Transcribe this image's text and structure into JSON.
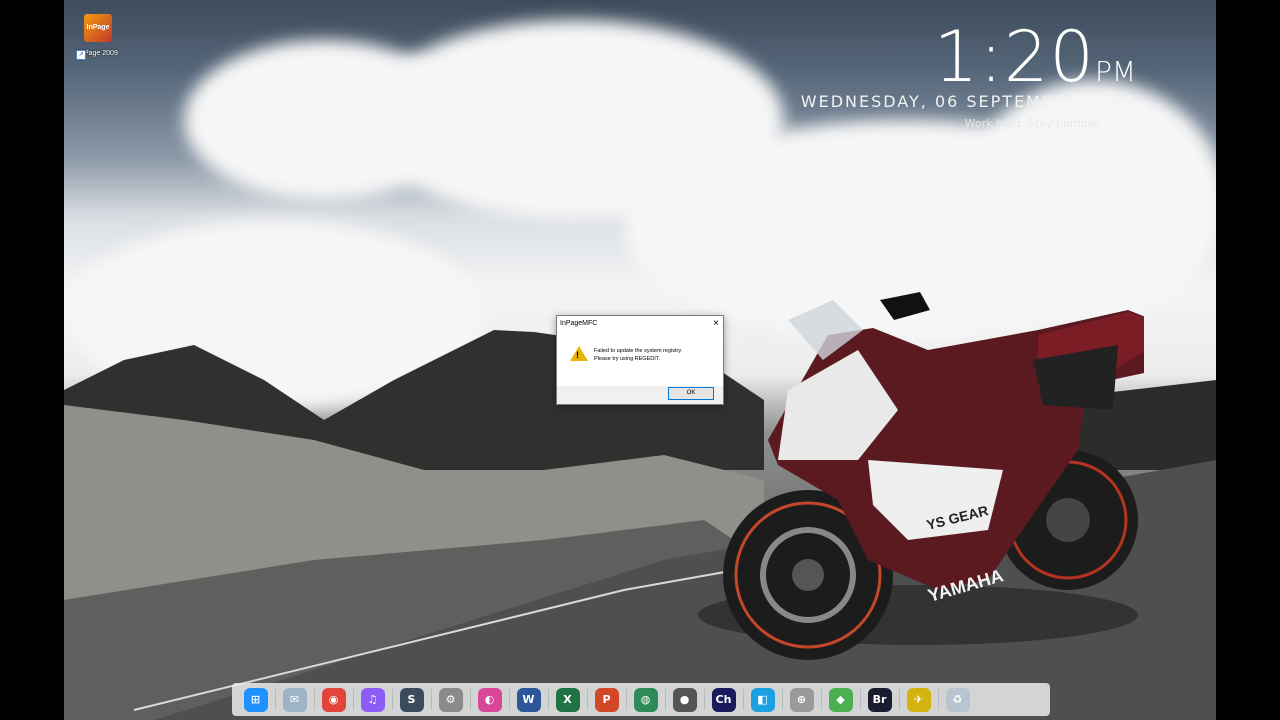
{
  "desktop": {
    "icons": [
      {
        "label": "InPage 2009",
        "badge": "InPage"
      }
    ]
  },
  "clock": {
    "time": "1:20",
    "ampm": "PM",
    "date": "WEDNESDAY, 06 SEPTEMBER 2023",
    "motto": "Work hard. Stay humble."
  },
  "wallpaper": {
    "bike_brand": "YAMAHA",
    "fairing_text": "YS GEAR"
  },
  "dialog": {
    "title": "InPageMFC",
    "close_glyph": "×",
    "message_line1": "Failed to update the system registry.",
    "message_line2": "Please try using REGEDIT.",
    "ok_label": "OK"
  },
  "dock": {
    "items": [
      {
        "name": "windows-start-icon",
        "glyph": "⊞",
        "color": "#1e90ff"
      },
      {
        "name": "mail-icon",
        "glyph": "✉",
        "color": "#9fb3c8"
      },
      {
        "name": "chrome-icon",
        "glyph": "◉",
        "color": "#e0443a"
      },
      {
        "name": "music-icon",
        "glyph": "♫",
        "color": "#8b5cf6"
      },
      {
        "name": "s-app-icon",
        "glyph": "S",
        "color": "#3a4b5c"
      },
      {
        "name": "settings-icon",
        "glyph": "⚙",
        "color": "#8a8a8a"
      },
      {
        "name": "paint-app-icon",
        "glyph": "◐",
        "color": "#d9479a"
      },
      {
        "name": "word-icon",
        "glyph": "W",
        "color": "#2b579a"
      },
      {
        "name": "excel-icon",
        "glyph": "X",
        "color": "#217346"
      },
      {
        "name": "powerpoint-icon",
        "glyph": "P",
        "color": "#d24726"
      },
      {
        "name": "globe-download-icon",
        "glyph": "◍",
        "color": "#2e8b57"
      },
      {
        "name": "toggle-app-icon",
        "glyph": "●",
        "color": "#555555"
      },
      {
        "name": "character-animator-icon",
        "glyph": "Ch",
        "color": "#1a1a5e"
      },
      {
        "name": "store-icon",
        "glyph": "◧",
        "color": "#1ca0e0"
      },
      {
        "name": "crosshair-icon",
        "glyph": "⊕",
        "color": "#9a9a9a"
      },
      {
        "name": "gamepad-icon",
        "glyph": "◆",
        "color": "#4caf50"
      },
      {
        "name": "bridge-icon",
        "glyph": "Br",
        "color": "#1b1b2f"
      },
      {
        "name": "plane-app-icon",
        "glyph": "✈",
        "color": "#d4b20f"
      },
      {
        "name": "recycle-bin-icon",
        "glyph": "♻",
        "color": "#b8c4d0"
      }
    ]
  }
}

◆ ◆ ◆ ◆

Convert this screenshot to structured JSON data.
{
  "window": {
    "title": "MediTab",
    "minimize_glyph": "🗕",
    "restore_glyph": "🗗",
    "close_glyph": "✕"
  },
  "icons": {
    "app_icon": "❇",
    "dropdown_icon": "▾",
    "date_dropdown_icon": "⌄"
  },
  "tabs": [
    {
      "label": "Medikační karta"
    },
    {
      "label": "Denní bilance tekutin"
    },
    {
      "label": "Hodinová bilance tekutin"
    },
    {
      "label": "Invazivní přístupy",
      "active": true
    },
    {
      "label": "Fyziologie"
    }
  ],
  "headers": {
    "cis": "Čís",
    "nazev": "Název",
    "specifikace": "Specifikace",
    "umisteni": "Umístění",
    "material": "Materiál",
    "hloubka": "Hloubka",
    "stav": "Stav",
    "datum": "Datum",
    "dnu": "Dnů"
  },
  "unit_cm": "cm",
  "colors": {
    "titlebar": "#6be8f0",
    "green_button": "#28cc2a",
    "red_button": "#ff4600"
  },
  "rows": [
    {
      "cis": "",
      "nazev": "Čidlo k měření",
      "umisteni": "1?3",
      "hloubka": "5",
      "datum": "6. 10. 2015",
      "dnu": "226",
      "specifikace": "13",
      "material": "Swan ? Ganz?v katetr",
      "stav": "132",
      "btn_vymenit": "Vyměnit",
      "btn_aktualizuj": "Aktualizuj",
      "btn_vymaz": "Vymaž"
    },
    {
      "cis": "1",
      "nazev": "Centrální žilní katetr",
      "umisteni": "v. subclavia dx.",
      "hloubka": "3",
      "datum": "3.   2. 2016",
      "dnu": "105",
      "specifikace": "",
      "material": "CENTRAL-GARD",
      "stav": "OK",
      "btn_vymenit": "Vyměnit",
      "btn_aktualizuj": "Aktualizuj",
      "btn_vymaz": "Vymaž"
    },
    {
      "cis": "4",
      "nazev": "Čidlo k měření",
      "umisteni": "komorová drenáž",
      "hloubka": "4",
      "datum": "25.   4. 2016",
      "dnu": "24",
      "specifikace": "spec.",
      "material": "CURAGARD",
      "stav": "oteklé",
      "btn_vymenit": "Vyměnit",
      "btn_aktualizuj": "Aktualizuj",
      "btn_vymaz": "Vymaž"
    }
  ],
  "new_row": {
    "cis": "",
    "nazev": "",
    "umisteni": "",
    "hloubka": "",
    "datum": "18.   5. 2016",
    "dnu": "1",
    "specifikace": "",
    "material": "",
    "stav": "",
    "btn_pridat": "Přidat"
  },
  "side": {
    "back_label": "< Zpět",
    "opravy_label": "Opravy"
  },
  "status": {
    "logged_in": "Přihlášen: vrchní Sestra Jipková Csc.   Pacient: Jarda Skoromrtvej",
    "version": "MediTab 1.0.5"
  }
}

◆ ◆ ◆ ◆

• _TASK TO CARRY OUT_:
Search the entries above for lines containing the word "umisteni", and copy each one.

• _YOUR RESPONSE_:
    "umisteni": "Umístění",
      "umisteni": "1?3",
      "umisteni": "v. subclavia dx.",
      "umisteni": "komorová drenáž",
    "umisteni": "",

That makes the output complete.